However, the group is expected to revert to more conventional insurgent tactics such as bombings. The United States-led international coalition has been conducting airstrikes against the militants and assisting Iraqi troops on the ground. The official statement also comes exactly three years after ISIS leader Abu Bakr al-Baghdadi had proclaimed a “caliphate” spanning Syria and Iraq from the pulpit of the medieval Grand al-Nuri mosque.
Here is a timeline showcasing key dates in the Iraqi offensive to recapture Mosul from ISIS (Daesh militants):
June 10, 2014– Al-Baghdadi’s fighters seized control over Iraq’s second-largest city of Mosul, followed by Saddam Hussein’s hometown of Tikrit and smaller communities in the Sunni heartland as government forces melted away.
June 29, 2014– The terror outfit declared the establishment of an Islamic state, or caliphate, in territories it controls in Iraq and Syria and demands allegiance from Muslims worldwide. It declares al-Baghdadi as the leader of the new caliphate.
October 17, 2016– Iraqi forces launched the assault against the ISIS militants. Tens of thousands of army, police and counter-terrorism troops are thrown into the long-awaited offensive with air and ground support from a US-led coalition. Kurdish forces also joined in operations north and east of the city.
November 1, 2016– The army said it has entered Mosul city for the first time since 2014.
Nov 3, 2016– Breaking a yearlong silence, Al-Baghdadi urged followers to fight to the death for Mosul in an audio recording. The Iraqi advance began to slow.
Nov 13, 2016– Iraq said it has recaptured Nimrud, an ancient city southeast of Mosul.
Nov 23, 2016– Shiite-dominated paramilitary units known as the Hashed Al-Shaabi said they have cut Daesh supply lines between Mosul and the militants’ Syrian stronghold Raqqa.

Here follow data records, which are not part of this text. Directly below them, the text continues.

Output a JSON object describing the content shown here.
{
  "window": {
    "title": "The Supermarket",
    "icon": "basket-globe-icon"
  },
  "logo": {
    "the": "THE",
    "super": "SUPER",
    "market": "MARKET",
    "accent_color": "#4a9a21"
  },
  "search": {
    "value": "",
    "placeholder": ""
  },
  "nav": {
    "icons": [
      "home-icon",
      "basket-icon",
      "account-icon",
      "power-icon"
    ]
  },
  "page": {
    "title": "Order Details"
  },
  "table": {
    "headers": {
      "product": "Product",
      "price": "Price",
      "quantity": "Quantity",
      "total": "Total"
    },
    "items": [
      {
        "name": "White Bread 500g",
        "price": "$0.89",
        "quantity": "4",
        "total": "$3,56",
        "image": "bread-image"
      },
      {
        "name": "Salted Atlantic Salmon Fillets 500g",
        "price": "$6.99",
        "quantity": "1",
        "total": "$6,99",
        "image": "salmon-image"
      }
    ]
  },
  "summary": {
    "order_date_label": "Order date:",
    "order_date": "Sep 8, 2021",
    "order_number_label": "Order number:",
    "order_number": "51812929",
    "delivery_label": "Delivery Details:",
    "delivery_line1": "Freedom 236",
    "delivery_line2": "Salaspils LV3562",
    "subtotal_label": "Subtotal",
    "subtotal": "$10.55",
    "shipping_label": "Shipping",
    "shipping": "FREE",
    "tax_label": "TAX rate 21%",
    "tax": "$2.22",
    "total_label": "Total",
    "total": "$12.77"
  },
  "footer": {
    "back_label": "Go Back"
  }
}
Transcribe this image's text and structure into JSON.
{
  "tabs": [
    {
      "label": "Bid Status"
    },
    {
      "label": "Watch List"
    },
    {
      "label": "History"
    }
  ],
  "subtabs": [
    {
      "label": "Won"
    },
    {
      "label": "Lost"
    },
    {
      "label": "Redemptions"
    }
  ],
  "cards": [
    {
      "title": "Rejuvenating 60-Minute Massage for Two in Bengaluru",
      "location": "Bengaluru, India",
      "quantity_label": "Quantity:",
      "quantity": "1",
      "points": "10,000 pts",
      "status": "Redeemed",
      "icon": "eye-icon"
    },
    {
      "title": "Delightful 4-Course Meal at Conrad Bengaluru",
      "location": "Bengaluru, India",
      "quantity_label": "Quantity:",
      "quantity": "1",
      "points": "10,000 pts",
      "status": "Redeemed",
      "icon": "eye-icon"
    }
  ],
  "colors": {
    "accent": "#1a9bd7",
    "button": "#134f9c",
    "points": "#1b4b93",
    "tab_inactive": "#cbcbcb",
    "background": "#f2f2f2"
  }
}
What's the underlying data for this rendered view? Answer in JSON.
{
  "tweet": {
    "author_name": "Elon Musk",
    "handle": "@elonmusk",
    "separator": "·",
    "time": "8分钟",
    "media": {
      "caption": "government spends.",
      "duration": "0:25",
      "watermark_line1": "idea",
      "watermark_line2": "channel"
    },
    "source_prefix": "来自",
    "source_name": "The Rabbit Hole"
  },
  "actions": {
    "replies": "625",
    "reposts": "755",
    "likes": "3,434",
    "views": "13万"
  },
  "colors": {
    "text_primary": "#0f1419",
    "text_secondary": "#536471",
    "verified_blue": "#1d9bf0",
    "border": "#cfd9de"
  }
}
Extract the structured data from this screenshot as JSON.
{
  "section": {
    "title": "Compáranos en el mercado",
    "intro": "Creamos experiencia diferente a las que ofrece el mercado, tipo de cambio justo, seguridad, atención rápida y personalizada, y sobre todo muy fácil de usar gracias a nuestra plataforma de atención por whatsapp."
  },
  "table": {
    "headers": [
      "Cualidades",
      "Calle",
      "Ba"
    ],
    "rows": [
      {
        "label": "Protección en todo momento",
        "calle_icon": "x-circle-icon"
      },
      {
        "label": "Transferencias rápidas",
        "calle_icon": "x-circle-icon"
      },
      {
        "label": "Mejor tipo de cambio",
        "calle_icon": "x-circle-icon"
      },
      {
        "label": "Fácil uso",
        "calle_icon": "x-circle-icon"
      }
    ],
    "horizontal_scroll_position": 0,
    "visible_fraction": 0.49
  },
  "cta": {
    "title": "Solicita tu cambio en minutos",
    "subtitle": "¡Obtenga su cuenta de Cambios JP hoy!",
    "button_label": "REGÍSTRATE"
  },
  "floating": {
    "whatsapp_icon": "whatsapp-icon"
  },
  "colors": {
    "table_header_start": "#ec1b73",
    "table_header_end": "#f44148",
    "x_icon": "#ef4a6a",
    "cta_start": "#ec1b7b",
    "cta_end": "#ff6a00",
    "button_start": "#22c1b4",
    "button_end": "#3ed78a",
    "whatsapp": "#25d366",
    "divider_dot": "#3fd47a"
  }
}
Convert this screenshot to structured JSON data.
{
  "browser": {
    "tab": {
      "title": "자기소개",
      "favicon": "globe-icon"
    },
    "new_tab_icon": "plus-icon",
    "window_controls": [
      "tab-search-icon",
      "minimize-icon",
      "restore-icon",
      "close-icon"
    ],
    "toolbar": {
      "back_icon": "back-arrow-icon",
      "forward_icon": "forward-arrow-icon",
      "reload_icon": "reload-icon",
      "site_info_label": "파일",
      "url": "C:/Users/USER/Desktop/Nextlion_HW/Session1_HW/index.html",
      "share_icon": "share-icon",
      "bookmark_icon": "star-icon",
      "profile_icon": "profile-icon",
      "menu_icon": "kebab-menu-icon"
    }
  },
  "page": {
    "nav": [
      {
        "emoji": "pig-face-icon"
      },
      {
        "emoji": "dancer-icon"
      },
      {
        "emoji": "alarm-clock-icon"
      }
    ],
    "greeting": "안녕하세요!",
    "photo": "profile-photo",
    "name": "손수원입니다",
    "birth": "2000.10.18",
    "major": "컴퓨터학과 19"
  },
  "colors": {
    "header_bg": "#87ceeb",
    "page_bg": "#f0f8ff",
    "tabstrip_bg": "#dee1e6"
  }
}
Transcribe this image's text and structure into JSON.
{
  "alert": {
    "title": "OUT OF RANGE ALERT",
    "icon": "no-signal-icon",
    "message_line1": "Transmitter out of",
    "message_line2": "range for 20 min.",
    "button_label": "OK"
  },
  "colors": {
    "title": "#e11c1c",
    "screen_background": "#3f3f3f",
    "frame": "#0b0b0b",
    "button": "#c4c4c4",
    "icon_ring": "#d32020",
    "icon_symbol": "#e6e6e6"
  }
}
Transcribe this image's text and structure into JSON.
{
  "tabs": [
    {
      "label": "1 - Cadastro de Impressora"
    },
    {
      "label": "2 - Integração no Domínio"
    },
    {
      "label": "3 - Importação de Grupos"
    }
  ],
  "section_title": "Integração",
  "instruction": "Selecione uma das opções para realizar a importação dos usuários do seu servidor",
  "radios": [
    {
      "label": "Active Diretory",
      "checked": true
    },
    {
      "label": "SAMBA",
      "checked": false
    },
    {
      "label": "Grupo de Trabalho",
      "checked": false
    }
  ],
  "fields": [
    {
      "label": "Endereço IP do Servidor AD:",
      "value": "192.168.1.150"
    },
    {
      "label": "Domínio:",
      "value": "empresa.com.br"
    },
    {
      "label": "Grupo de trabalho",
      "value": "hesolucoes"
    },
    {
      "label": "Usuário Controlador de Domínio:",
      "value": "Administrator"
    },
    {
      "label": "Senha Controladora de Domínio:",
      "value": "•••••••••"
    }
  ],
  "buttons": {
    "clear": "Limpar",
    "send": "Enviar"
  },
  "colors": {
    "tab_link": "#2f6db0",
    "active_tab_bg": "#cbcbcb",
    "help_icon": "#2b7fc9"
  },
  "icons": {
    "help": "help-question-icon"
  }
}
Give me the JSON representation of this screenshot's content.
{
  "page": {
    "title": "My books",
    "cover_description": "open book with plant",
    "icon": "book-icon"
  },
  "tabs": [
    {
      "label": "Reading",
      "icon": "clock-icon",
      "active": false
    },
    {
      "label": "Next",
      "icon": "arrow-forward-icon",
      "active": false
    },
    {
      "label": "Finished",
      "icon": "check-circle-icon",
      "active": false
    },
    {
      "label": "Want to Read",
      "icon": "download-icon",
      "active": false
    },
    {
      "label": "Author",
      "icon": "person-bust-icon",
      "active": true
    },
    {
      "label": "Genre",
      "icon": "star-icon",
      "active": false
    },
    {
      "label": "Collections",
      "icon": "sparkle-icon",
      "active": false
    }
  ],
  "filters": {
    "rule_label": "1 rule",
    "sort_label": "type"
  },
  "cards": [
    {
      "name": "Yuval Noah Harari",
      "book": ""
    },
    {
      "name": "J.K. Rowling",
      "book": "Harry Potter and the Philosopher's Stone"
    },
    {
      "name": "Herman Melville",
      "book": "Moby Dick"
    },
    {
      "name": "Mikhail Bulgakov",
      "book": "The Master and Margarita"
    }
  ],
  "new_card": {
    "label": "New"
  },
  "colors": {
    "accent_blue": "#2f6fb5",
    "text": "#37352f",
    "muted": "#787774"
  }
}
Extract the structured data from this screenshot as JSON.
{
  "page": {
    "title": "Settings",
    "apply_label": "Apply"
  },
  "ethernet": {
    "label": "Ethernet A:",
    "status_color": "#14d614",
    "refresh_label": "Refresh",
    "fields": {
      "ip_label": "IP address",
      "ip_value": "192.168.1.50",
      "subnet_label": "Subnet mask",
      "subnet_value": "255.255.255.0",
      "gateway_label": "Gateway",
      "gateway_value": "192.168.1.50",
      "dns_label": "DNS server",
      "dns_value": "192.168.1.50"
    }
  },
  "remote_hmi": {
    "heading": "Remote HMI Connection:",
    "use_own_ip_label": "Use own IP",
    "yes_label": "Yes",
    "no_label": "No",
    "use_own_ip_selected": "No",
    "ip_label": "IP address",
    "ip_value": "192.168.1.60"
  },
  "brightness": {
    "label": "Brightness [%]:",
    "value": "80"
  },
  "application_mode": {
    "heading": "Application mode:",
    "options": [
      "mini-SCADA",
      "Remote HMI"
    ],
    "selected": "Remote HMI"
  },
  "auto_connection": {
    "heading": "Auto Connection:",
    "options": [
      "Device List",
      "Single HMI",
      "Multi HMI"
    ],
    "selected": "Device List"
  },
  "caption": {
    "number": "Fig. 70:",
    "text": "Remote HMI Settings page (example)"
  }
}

December 29, 2016– Ending a two-week pause, the government troops launched the second phase of their assault on east Mosul.
January 8, 2017– Iraqi units reached the Tigris River that divides Mosul and took up positions near one of the city’s five bridges, all have been destroyed.
Jan 24, 2017– The Joint Operations Command that coordinated the fight said the east has been “fully liberated.”
February 19, 2017– Prime Minister Haider Al-Abadi announced the start of the battle for western Mosul, with Iraqi forces backed by coalition air power and close-in support from coalition advisers.
Feb 24, 2017– Iraqi forces took full control of Mosul airport and enter their first west Mosul neighbourhood. Three days later they seized control of a fourth bridge over the Tigris.
March 12, 2017– A US envoy said Iraqi troops had cut all roads into western Mosul, trapping remaining Daesh militants inside.
Mar 14, 2017– Iraqi forces said they had captured the city’s train station after reaching other symbolic sites such as the regional government headquarters and the city’s museum.
May 4, 2017– Iraqi forces launched a second front in northwestern Mosul to further seal the siege on the Old City, where Daesh has concentrated most of its resources.
May 16, 2017– A military spokesman said it has recaptured almost 90 percent of west Mosul.
June 18, 2017– Iraqi forces launched an assault to retake the Old City, where the UN said militants might be holding more than 100,000 civilians as human shields.
July 9, 2017– Iraqi PM Haider al-Abadi arrived in Mosul and congratulated the armed forces for their “victory” over Islamic State.
With AFP, Reuters inputs